March 15 (Bloomberg) -- Peruvian President Ollanta Humala’s approval rating fell for the first time in three months on concern he condoned special treatment for his brother, who’s serving a 19-year prison sentence for the killing of four policemen, a poll shows.
His approval rating slid to 55 percent from 58 percent the month earlier, according to the March 9-12 poll by Datum Internacional, which was published in the Lima-based newspaper Gestion today.
Antauro Humala, a former army major, was moved from a maximum security prison to a military lock-up March 4. Justice Minister Juan Jimenez told legislators this week the transfer was for safety reasons and said the government will investigate press reports he had obtained an iPhone and internet access in the penitentiary.

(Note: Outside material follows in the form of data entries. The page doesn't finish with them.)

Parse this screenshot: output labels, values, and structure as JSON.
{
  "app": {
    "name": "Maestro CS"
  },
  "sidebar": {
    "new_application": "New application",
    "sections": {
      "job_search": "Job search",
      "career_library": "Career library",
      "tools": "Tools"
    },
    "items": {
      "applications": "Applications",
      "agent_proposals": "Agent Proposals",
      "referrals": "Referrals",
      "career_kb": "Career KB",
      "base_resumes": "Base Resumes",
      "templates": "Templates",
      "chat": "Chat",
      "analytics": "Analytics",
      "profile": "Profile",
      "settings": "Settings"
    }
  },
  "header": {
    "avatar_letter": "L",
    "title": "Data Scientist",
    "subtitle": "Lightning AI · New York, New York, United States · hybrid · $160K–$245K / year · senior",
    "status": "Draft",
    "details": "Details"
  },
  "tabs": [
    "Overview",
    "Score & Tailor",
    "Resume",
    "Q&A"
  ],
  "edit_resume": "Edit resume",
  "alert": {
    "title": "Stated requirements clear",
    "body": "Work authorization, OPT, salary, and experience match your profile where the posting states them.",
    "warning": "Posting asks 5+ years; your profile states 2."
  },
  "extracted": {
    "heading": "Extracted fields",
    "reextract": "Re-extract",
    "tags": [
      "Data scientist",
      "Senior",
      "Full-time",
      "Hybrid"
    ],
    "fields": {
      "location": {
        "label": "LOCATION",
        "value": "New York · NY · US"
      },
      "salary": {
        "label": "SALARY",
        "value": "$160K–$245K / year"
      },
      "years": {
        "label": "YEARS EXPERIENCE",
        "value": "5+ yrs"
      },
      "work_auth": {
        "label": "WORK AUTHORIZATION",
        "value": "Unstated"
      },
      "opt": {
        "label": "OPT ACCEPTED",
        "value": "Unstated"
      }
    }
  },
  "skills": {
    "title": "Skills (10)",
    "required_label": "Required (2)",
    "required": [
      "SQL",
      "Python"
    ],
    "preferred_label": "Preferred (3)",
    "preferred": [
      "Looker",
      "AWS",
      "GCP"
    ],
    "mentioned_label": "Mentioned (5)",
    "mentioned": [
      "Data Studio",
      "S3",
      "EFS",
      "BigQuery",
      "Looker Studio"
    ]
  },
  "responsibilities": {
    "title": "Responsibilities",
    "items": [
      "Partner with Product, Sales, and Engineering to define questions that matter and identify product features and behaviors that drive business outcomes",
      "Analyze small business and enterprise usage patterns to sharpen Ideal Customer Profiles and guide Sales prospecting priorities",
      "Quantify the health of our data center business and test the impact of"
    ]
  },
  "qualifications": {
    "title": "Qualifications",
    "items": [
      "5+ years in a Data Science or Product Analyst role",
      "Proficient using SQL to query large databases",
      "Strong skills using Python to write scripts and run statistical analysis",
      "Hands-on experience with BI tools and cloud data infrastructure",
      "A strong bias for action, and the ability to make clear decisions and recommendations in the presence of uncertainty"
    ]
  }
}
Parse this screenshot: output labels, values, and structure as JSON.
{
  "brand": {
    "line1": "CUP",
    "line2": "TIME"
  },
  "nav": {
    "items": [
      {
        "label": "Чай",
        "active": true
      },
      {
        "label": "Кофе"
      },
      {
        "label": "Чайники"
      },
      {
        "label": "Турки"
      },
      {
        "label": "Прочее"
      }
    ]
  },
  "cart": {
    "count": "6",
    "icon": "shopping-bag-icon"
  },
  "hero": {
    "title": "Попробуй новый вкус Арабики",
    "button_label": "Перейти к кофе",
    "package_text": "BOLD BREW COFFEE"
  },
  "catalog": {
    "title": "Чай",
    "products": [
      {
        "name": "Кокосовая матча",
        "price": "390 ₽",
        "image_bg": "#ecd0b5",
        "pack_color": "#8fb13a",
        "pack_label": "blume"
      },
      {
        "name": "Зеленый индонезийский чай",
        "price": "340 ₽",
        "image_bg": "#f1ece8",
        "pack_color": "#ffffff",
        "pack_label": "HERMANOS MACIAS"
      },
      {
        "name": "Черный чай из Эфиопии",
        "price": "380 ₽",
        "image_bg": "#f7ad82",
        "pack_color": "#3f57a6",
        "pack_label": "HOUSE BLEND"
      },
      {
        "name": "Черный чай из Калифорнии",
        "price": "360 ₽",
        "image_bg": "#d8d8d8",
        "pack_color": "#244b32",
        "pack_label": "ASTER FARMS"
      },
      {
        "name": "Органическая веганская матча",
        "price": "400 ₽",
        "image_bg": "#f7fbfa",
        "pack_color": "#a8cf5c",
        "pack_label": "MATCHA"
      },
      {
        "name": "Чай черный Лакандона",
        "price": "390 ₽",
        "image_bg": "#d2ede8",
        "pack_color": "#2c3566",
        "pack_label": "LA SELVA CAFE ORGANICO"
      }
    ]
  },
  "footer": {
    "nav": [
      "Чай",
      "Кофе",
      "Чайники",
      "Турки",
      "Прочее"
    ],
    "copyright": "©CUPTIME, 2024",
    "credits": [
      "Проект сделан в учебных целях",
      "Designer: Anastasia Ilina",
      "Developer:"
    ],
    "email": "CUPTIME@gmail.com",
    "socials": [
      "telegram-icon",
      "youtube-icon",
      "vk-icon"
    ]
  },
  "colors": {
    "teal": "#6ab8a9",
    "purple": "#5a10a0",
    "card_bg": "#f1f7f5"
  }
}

According to Datum’s survey, 68 percent of those surveyed said Antauro Humala had received privileges in prison with the knowledge of the president.
Lima-based America Television on March 11 aired an image of Antauro Humala with his arm wrapped around a woman while he took their photo with an iPhone. Jimenez told lawmakers the president was “very worried” by the report, which also published e-mails his brother had sent to a member of staff in Congress and an employee at Newmont Mining Corp.’s local unit.
Antauro Humala was jailed in September 2009 for killing the officers during the takeover of a police station in the southern Andean town of Andahuaylas in 2005. He led a group of army reservists who opposed foreign investment and sought to renationalize state industries. The Supreme Court shortened his sentence from 25 years on Sept. 8.
The survey showed 41 percent of Peruvians are in favor of Newmont’s Minas Conga gold project, which was halted following local protests in November, while 40 percent are opposed to the $4.8 billion investment. Of those surveyed, 55 percent said mining investment in Peru will stall or decline if the project is canceled.
Datum questioned 1,206 people and the poll had a margin of error of plus or minus 2.9 percentage points.
To contact the reporter on this story: John Quigley in Lima at email@example.com.
To contact the editor responsible for this story: Joshua Goodman at firstname.lastname@example.org.